More or less the one succesful element of Mussolini's domestic policy, the Lateran Treaty finally ended a long series of disputes and rivalries between the Vatican and Italy. For a long time, the 'Roman Question,' as it was known, had been causing difficulties not only in Rome, but in Italy's relationship with the Roman Catholic Church as a whole. During early Italian unification, the papacy was restricted to only a small cluster of buildings within the Vatican, the rest of the city technically under the jurisdiction of the Italian government. Several Popes complained about being 'prisoners' within the Vatican—although this situation was originally arranged between Pius XII and the troops of the unification. The Lateran Treaty finally resolved these problems, establishing the 108.7 acres of the Vatican City as it exists today and granting sovereign rule of this area to the Pope and Roman Catholic Church.
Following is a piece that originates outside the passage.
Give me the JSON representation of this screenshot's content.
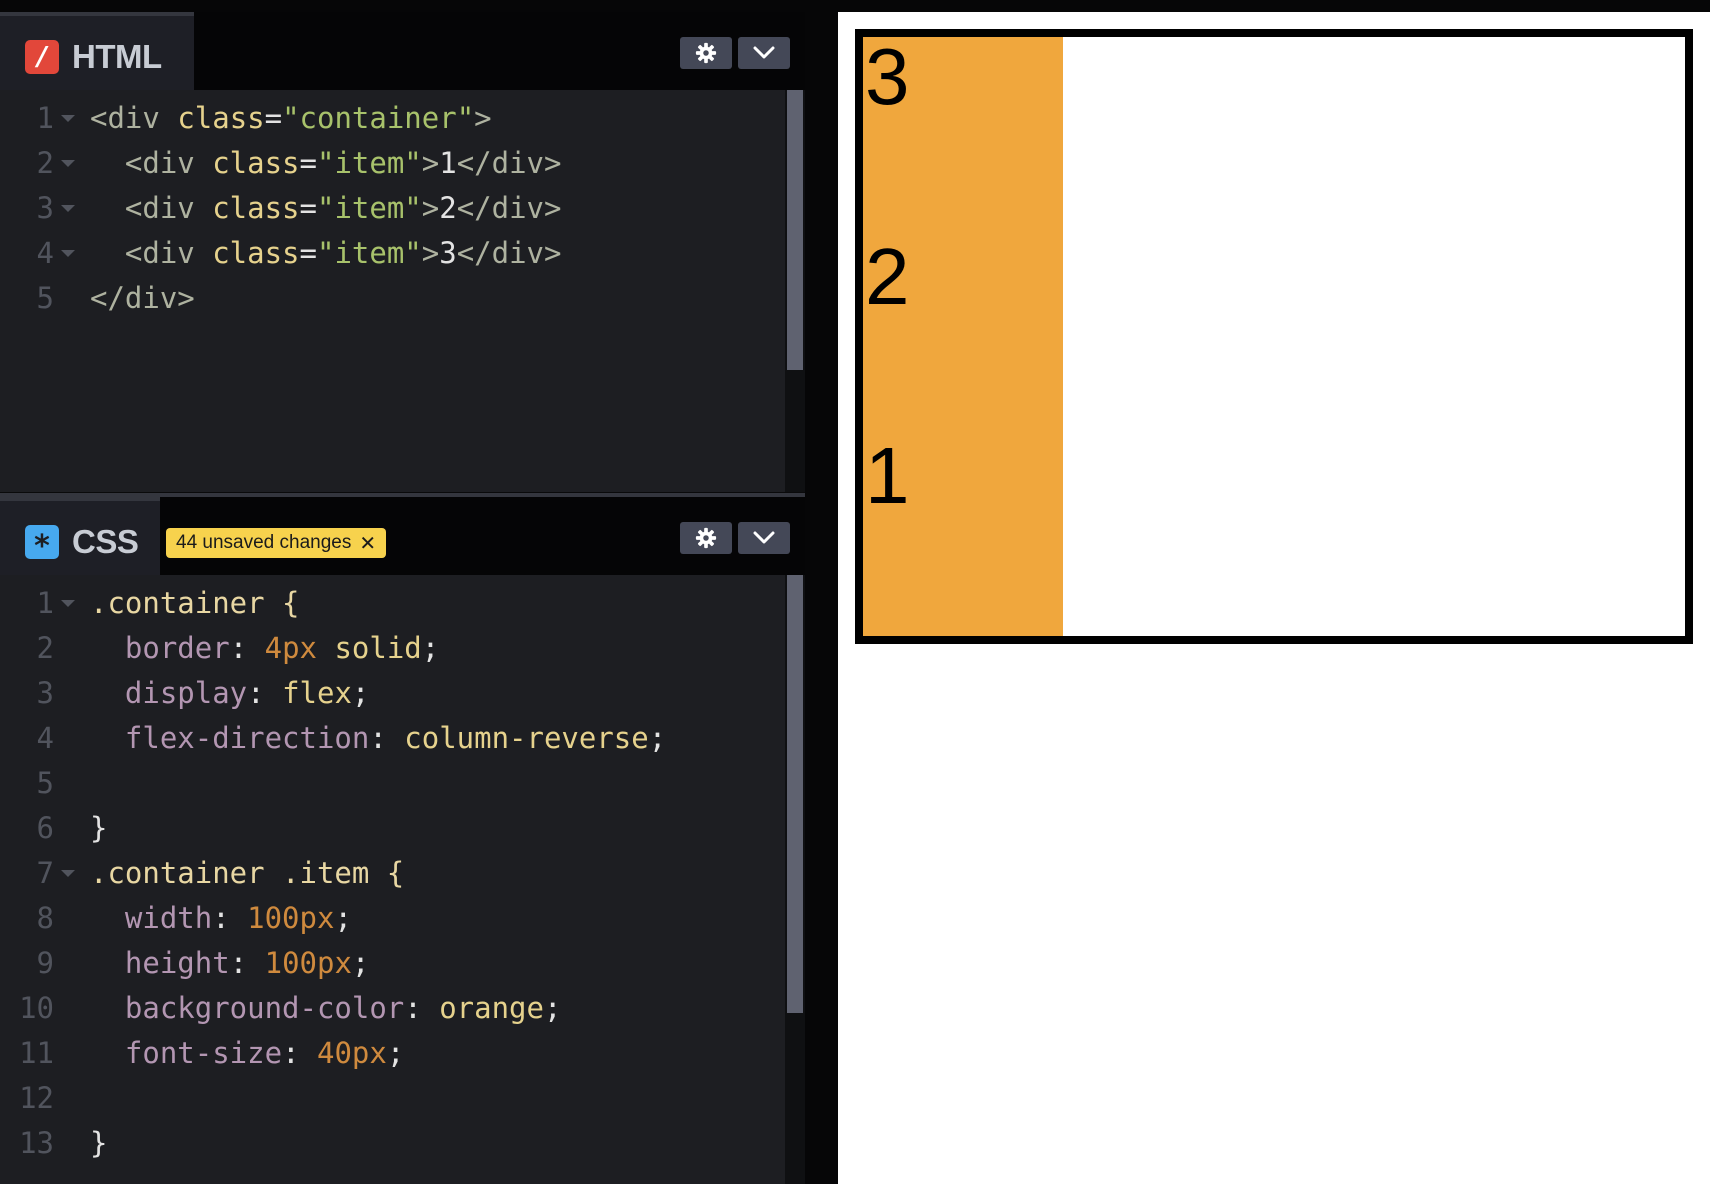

It also gave the new nation full political recognition and clearly delineated the exact extent to which the Church was allowed to influence Italy (still a Roman Catholic nation). Although somewhat voided once Mussolini lost power, the Lateran Treaty and its principles have been upheld since it was first established.
Beyond economic controls and failed morale boosters, Mussolini also established several social 'reforms' in his attempt to create a more powerful Italian state. Like many other fascist leaders, Mussolini made heavy use of a secret police force to ensure his policies were being followed and eliminate dissenters by force. To reinforce his control, Mussolini used the media as a weapon, demonizing his enemies and promoting his own interests. He also utilized propaganda as an effective tool, framing himself as (the) great 'Il Duce' (literally 'The Leader') and attempting to indoctrinate the youth into his military and political forces. The latter was executed through a combination of youth programs (à la Hitler Youth) and a complete restructuring of the educational system throughout Italy. Essentially, Mussolini replaced all historical material with pro-fascist renditions, emphasizing the glory and power of Italy, while he simultaneously banned the vast majority of other books that might conflict with this propaganda. Interestingly, he also emphasized the teaching of philosophy and the humanities, though obviously with the same fascist twist. Overall, his educational reforms (consolidated under the 1923 Education Act) were rather successful, maintaining a high literacy rate and a decent standard of learning (with the notable exception of some subjects—particularly history).
Mussolini's attempts to enhance the Italian economy and place in world politics all failed significantly, often placing Italy in a worse position than before their implementation. However, his social policies, particularly his educational 'reforms,' achieved relative success. The Lateran Treaty, his one real success, finally ended the issue of Church/State relations in Italy and recognized the Vatican as a sovereign power.